◆ **ABOUT THIS TASK**
Apart from the pictures, every entry should be reproduced exactly.
══ DATASET EXCERPTS ══
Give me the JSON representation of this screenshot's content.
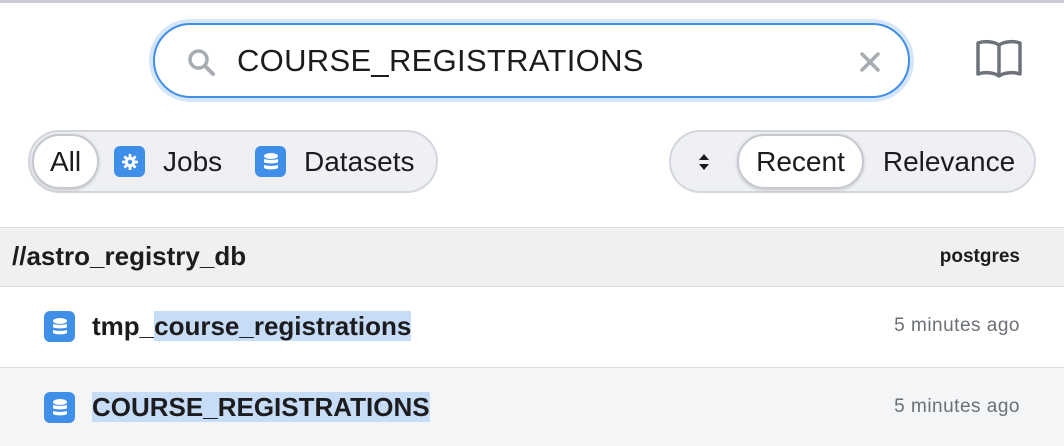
{
  "search": {
    "value": "COURSE_REGISTRATIONS",
    "icon": "search-icon",
    "clear_icon": "close-icon"
  },
  "toolbar": {
    "docs_icon": "book-icon"
  },
  "filters": {
    "all_label": "All",
    "jobs_label": "Jobs",
    "datasets_label": "Datasets",
    "jobs_icon": "gear-icon",
    "datasets_icon": "database-icon"
  },
  "sort": {
    "toggle_icon": "sort-arrows-icon",
    "recent_label": "Recent",
    "relevance_label": "Relevance"
  },
  "results": {
    "group": {
      "title": "//astro_registry_db",
      "source": "postgres"
    },
    "rows": [
      {
        "name_prefix": "tmp_",
        "name_match": "course_registrations",
        "time": "5 minutes ago",
        "icon": "database-icon"
      },
      {
        "name_prefix": "",
        "name_match": "COURSE_REGISTRATIONS",
        "time": "5 minutes ago",
        "icon": "database-icon"
      }
    ]
  },
  "colors": {
    "accent": "#3f8ee8",
    "highlight": "#c7dcf6"
  }
}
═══
◆ **EXERCISE ANSWER**
Give me the JSON representation of this screenshot's content.
{
  "search": {
    "value": "COURSE_REGISTRATIONS",
    "icon": "search-icon",
    "clear_icon": "close-icon"
  },
  "toolbar": {
    "docs_icon": "book-icon"
  },
  "filters": {
    "all_label": "All",
    "jobs_label": "Jobs",
    "datasets_label": "Datasets",
    "jobs_icon": "gear-icon",
    "datasets_icon": "database-icon"
  },
  "sort": {
    "toggle_icon": "sort-arrows-icon",
    "recent_label": "Recent",
    "relevance_label": "Relevance"
  },
  "results": {
    "group": {
      "title": "//astro_registry_db",
      "source": "postgres"
    },
    "rows": [
      {
        "name_prefix": "tmp_",
        "name_match": "course_registrations",
        "time": "5 minutes ago",
        "icon": "database-icon"
      },
      {
        "name_prefix": "",
        "name_match": "COURSE_REGISTRATIONS",
        "time": "5 minutes ago",
        "icon": "database-icon"
      }
    ]
  },
  "colors": {
    "accent": "#3f8ee8",
    "highlight": "#c7dcf6"
  }
}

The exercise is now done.